Politically conservative Republicans believe the only course of action is no action. According to them, Latinos should see the inherent value of the Republican message and vote accordingly.
The opposing view of Latino outreach held by most of those tasked with getting Latino votes stresses active engagement of Latino voters. Oftentimes this includes Spanish-language communications and fine-tuned messages.
The recent furor over the Spanish-language release of Senator Bill Frist's book on bioterrorism illustrates this split.
Frist, a Republican holding a 100-percent rating from the American Conservative Union, penned an expert book providing families with useful information about bioterrorism. Almost immediately afterwards, he was attacked by fellow conservatives for being "cruel" and "enabling people to remain in dependency, by not forcing them to learn to speak and read English."
The book is a terrorism survival guide for American families.
Are conservatives telling Latinos that if you can't read English "you're on your own?" Of course not. Is that what it sounds like? Afraid so.
Like most other conservatives, I strongly support English-immersion education and believe English is the only way to succeed in America.
Like President Bush, however, I also realize that the only way to bring Latinos into mainstream America is through the Republican party. Democrats have no interest in Latinos learning English and participating in the American Dream that would keep them from needing or wanting government handouts and condescending legislation.

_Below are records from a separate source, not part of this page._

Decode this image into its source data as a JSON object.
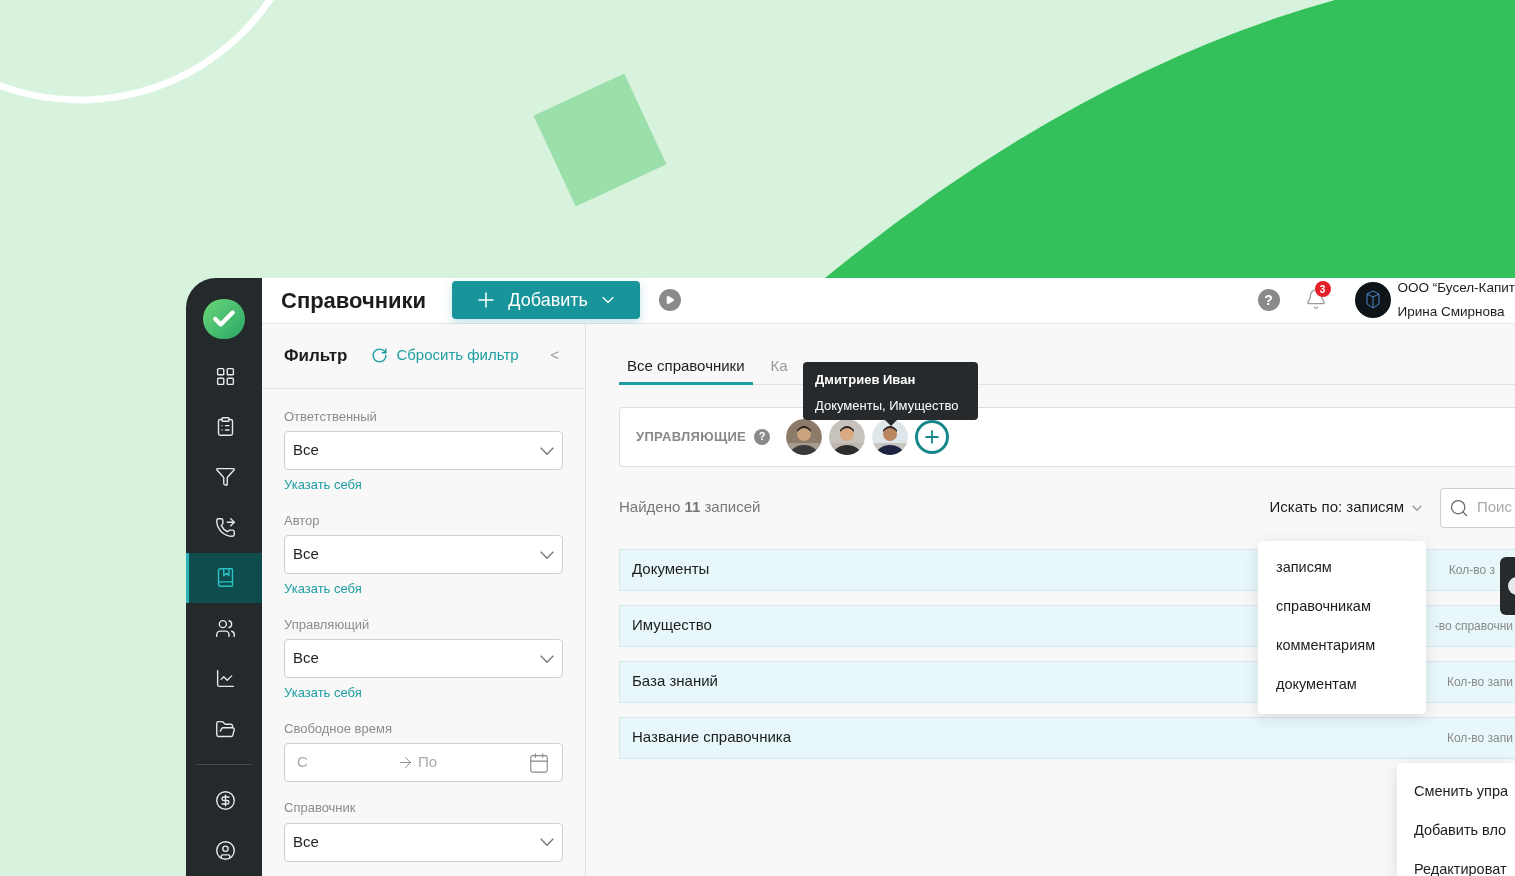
{
  "sidebar": {
    "items": [
      {
        "selected": false
      },
      {
        "selected": false
      },
      {
        "selected": false
      },
      {
        "selected": false
      },
      {
        "selected": true
      },
      {
        "selected": false
      },
      {
        "selected": false
      },
      {
        "selected": false
      },
      {
        "selected": false
      },
      {
        "selected": false
      }
    ]
  },
  "header": {
    "title": "Справочники",
    "add_button": "Добавить",
    "notifications": "3",
    "company": "ООО “Бусел-Капит",
    "user": "Ирина Смирнова"
  },
  "filter": {
    "title": "Фильтр",
    "reset": "Сбросить фильтр",
    "collapse": "<",
    "fields": [
      {
        "kind": "select",
        "label": "Ответственный",
        "value": "Все",
        "link": "Указать себя"
      },
      {
        "kind": "select",
        "label": "Автор",
        "value": "Все",
        "link": "Указать себя"
      },
      {
        "kind": "select",
        "label": "Управляющий",
        "value": "Все",
        "link": "Указать себя"
      },
      {
        "kind": "date_range",
        "label": "Свободное время",
        "from_placeholder": "С",
        "to_placeholder": "По"
      },
      {
        "kind": "select",
        "label": "Справочник",
        "value": "Все"
      }
    ]
  },
  "tabs": [
    {
      "label": "Все справочники",
      "selected": true
    },
    {
      "label": "Ка",
      "selected": false
    }
  ],
  "tooltip": {
    "name": "Дмитриев Иван",
    "detail": "Документы, Имущество"
  },
  "managers": {
    "label": "УПРАВЛЯЮЩИЕ",
    "help": "?"
  },
  "found": "Найдено **11** записей",
  "search_by": "Искать по: записям",
  "search": {
    "placeholder": "Поис"
  },
  "search_options": [
    "записям",
    "справочникам",
    "комментариям",
    "документам"
  ],
  "rows": [
    {
      "name": "Документы",
      "meta": "Кол-во з"
    },
    {
      "name": "Имущество",
      "meta": "-во справочни"
    },
    {
      "name": "База знаний",
      "meta": "Кол-во запи"
    },
    {
      "name": "Название справочника",
      "meta": "Кол-во запи"
    }
  ],
  "context_menu": [
    "Сменить упра",
    "Добавить вло",
    "Редактироват"
  ]
}
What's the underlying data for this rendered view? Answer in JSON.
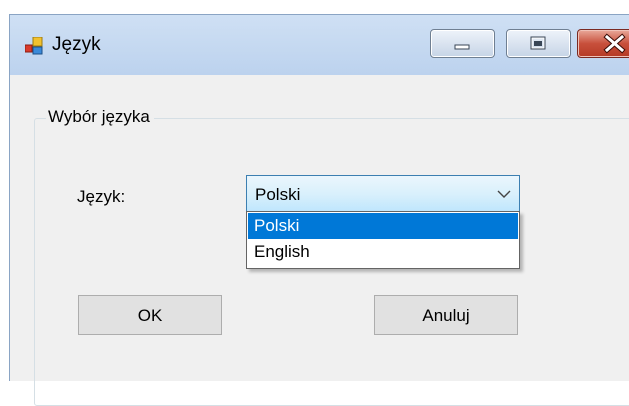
{
  "window": {
    "title": "Język",
    "icon": "application-icon",
    "controls": {
      "minimize": "minimize-icon",
      "maximize": "maximize-icon",
      "close": "close-icon"
    }
  },
  "group": {
    "title": "Wybór języka"
  },
  "language": {
    "label": "Język:",
    "selected": "Polski",
    "options": [
      "Polski",
      "English"
    ],
    "highlighted_index": 0
  },
  "buttons": {
    "ok_label": "OK",
    "cancel_label": "Anuluj"
  },
  "colors": {
    "selection": "#0078d7",
    "close_button": "#c8503c"
  }
}
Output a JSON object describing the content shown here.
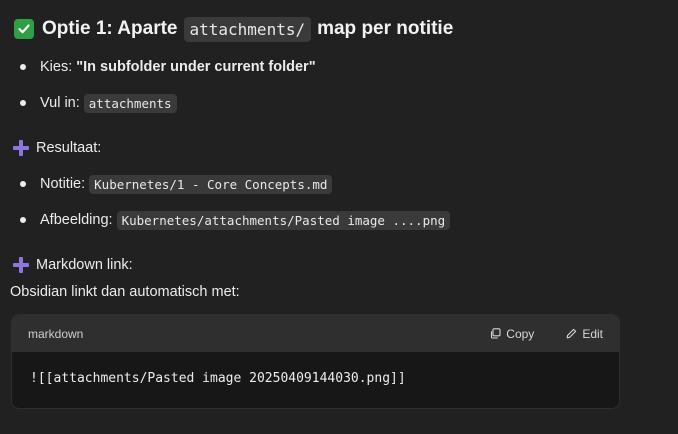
{
  "heading": {
    "prefix": "Optie 1: Aparte",
    "code": "attachments/",
    "suffix": "map per notitie"
  },
  "steps": [
    {
      "label": "Kies:",
      "value": "\"In subfolder under current folder\""
    },
    {
      "label": "Vul in:",
      "code": "attachments"
    }
  ],
  "result": {
    "title": "Resultaat:",
    "items": [
      {
        "label": "Notitie:",
        "code": "Kubernetes/1 - Core Concepts.md"
      },
      {
        "label": "Afbeelding:",
        "code": "Kubernetes/attachments/Pasted image ....png"
      }
    ]
  },
  "markdown_link": {
    "title": "Markdown link:",
    "description": "Obsidian linkt dan automatisch met:"
  },
  "code_block": {
    "language": "markdown",
    "copy_label": "Copy",
    "edit_label": "Edit",
    "code": "![[attachments/Pasted image 20250409144030.png]]"
  },
  "icons": {
    "heading": "check-box-icon",
    "section": "plus-icon",
    "copy": "copy-icon",
    "edit": "edit-pencil-icon"
  },
  "colors": {
    "background": "#212121",
    "check": "#2ea043",
    "plus": "#8e75e0",
    "code_header": "#2f2f2f",
    "code_body": "#171717"
  }
}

So how do we do this? We communicate our message loud and clear, in the right language, via the right channels.
The alternative is to wait until every Latino learns English on his own. Of course, by then the Republican party and the Green party will be co-plaintiffs in their lawsuit for inclusion in presidential debates.

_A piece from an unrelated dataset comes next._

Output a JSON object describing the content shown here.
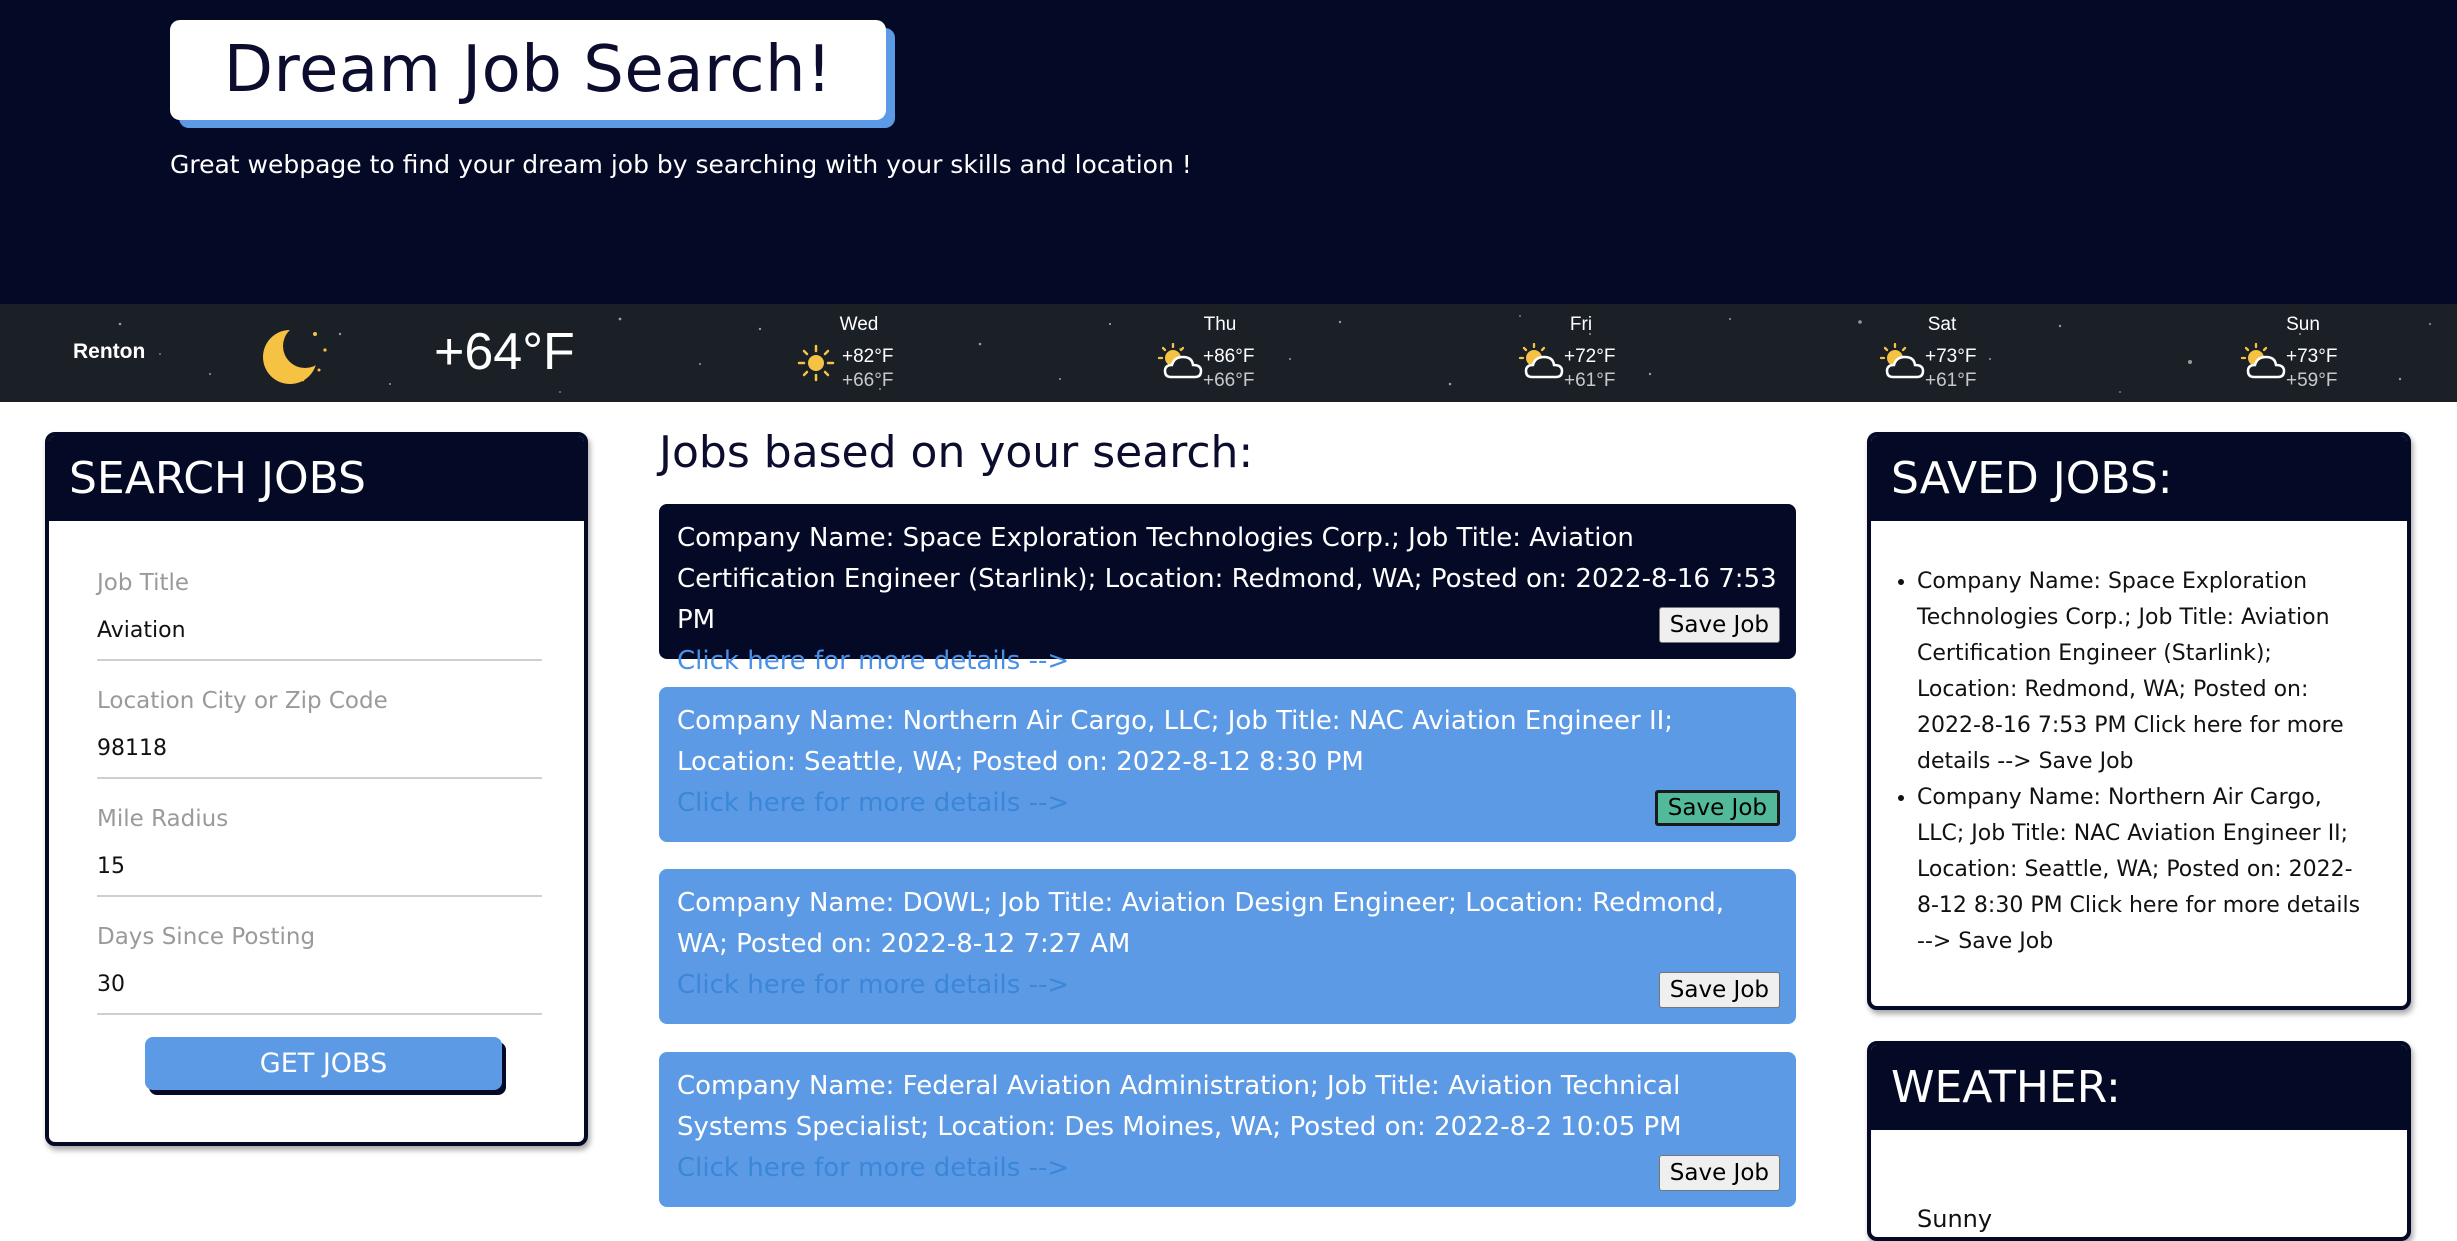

No thank you. The Republican message is too important to America and its Latino population for it to be delayed.
From President Bush's Spanish radio addresses and speeches to the Republican National Committee's TV show Abriendo Caminos, Spanish-language communications have already become the hallmark of Republican Hispanic-outreach success.
Republican issues and ideas are only as effective as the medium through which they are delivered. Trying to get Latino votes by only using English is like running a race with only one leg.
And in this race, Democrats are at a clear disadvantage. Their record with Latinos is a disgrace and they face a president who already knew enough about Latino politics upon arriving in office to give his first national interview to Univision, a Spanish-language station. Since then, George W. Bush has worked to redefine the Republican party for the next generation of Americans and he has done so in English and Spanish.
Intra-party squabbles are essential to a healthy political organization. But when those squabbles help the opposition more than the party, it's time to rethink one's strategy.
Spanish-language radio ads, TV spots, and campaign literature are far from a destructive form of pandering. For a large part of this country, they are the only tickets to the American dream they are likely to receive.
Raul Damas is director of operations at Opiniones Latinas, a polling and strategy firm specializing in America's Hispanic population.